Good questions. Firstly there’s two parts to the refrigerant impacts. One is “Release”, that is, what happens to the refrigerant when it’s released. These are the direct affects (scope 1 in GHG accounting terminology) of releasing the refrigerant to the environment. This is equivalent to the emissions associated with combusting natural gas in a building (there’s literally resulting CO2 emissions at the actual building). This is usually where the largest impacts are. The other is the production impacts. If a “Low GWP” refrigerant takes a lot of energy to produce, or the supply chain results in a lot of fugitive emissions of high GWP gasses, the production impacts of that refrigerant may be quite high. This is what is driving the impacts of R1234z. Now, the refrigerant is still relatively new, and the production techniques are probably advanced beyond the EcoInvent data quality. Our data supplier (Life Cycle Strategies) noticed the high production impacts and investigated this. They related (largely) to fugitive emissions. He researched the current day production techniques and found evidence to suggest that fugitive emissions had been significantly reduced in the supply chain so he provided two materials, one with fugitive emissions and one without. Based on Life Cycle Strategies research, we would suggest using the “no fugitive emissions” version.
Your question is actually really timely.
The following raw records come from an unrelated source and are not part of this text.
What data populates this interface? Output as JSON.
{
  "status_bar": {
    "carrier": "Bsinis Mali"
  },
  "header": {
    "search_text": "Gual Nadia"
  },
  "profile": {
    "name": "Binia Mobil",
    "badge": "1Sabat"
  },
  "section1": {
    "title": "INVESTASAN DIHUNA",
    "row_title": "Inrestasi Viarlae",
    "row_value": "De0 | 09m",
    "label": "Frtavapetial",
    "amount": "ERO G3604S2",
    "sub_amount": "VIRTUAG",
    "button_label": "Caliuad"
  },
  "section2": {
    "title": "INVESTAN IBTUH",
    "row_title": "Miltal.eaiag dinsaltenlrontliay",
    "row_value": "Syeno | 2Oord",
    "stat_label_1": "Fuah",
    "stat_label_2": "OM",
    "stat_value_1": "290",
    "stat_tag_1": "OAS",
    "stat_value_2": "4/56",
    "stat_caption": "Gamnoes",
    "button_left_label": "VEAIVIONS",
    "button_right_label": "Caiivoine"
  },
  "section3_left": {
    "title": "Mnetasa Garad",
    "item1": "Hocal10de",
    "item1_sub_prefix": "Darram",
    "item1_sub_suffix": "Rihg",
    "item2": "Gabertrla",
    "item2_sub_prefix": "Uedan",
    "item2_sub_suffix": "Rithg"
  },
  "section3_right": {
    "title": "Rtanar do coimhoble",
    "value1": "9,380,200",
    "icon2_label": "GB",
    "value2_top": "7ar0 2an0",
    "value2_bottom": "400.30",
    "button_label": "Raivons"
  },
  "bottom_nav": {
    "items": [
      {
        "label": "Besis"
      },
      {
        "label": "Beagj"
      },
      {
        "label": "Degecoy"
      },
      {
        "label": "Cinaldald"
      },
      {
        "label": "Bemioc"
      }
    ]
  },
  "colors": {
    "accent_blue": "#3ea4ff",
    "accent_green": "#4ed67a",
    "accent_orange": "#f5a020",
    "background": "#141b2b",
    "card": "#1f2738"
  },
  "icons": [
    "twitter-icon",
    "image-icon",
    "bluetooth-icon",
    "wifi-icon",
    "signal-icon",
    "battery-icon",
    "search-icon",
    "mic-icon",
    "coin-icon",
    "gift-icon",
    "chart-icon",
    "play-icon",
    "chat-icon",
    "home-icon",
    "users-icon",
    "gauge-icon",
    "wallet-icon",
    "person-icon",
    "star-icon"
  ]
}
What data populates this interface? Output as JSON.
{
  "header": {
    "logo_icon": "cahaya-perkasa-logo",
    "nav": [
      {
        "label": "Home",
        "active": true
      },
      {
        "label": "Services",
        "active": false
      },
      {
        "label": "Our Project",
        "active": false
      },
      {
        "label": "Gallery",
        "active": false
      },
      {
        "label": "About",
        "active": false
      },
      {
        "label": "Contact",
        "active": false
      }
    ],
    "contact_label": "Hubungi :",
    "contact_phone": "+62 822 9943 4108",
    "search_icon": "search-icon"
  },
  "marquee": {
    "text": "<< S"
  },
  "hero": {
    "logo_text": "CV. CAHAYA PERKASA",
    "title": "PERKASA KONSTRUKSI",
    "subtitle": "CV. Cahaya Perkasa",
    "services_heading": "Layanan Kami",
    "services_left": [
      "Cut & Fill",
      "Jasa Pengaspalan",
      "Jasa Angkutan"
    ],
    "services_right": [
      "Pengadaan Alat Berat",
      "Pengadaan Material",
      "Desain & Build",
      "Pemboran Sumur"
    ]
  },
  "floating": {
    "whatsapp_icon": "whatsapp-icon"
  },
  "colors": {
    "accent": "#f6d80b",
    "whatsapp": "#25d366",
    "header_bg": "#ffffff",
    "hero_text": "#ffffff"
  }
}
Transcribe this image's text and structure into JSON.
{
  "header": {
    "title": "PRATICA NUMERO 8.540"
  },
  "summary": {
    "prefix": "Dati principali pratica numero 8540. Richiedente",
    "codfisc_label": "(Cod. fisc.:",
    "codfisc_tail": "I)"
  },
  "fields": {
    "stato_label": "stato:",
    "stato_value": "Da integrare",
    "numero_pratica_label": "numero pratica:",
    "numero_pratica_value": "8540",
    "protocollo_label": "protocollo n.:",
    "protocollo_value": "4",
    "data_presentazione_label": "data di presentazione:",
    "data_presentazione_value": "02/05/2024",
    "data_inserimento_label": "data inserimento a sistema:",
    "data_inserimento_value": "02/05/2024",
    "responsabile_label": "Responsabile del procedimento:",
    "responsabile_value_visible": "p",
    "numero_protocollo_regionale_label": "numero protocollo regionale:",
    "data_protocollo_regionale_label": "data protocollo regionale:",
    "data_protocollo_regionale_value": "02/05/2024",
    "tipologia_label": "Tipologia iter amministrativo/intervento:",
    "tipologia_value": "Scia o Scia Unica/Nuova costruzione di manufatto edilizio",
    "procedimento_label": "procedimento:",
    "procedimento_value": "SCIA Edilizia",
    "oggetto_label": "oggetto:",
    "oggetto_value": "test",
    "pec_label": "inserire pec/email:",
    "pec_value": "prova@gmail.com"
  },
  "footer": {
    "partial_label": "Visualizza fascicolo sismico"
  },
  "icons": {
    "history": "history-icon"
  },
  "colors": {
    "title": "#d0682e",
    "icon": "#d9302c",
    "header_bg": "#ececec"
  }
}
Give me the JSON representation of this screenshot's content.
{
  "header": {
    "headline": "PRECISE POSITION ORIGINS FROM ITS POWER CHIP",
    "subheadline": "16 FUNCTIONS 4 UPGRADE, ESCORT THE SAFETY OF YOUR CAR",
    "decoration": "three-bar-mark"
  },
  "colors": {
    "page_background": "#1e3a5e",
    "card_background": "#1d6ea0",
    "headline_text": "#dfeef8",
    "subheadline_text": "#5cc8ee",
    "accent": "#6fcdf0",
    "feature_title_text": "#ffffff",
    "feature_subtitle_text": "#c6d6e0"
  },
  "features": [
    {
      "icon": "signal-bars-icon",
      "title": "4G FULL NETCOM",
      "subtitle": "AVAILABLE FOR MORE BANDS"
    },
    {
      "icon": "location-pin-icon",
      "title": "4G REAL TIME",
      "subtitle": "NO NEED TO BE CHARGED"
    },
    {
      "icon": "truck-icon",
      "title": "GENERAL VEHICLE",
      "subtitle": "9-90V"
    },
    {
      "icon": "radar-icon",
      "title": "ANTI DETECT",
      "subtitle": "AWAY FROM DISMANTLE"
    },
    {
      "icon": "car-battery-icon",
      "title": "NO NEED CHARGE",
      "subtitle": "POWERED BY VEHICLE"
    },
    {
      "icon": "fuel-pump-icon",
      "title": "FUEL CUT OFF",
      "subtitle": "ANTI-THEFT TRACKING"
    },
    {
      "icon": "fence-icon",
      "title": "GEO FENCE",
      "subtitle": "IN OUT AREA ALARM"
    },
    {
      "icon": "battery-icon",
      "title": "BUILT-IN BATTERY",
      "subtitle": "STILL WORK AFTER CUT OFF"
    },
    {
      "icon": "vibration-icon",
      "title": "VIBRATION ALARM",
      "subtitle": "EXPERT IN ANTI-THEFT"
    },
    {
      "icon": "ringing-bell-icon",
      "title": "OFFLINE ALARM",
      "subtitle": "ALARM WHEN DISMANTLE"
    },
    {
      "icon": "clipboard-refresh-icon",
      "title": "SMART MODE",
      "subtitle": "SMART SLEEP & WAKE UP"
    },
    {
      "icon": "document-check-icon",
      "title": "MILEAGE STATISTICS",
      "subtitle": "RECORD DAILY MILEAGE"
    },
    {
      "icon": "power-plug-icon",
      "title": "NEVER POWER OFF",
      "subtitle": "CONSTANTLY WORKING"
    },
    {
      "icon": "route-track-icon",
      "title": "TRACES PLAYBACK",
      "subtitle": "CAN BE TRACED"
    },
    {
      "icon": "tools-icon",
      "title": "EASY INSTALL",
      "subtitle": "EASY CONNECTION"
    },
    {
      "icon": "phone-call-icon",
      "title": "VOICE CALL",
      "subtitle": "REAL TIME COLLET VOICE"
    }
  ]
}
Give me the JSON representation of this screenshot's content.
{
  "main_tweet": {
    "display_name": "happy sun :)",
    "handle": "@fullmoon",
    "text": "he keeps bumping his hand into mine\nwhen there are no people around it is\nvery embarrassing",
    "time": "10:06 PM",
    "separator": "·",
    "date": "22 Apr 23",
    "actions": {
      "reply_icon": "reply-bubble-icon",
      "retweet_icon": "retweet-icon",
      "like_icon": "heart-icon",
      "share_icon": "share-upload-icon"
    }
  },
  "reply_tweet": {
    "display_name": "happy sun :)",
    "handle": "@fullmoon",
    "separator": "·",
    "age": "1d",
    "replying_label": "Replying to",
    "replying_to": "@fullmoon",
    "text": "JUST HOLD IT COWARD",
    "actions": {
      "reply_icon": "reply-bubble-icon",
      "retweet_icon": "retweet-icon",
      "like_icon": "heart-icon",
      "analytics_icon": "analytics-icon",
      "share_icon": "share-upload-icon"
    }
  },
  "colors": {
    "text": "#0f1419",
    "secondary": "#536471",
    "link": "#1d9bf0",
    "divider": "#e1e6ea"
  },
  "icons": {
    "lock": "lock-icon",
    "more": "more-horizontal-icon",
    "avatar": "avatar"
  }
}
We are just releasing a new version of data with a wider selection of refrigerants and updated LCI impacts. This dataset should be available in a few days. If you’re interested in modelling refrigerants with greater accuracy please request V14 of the data for your project.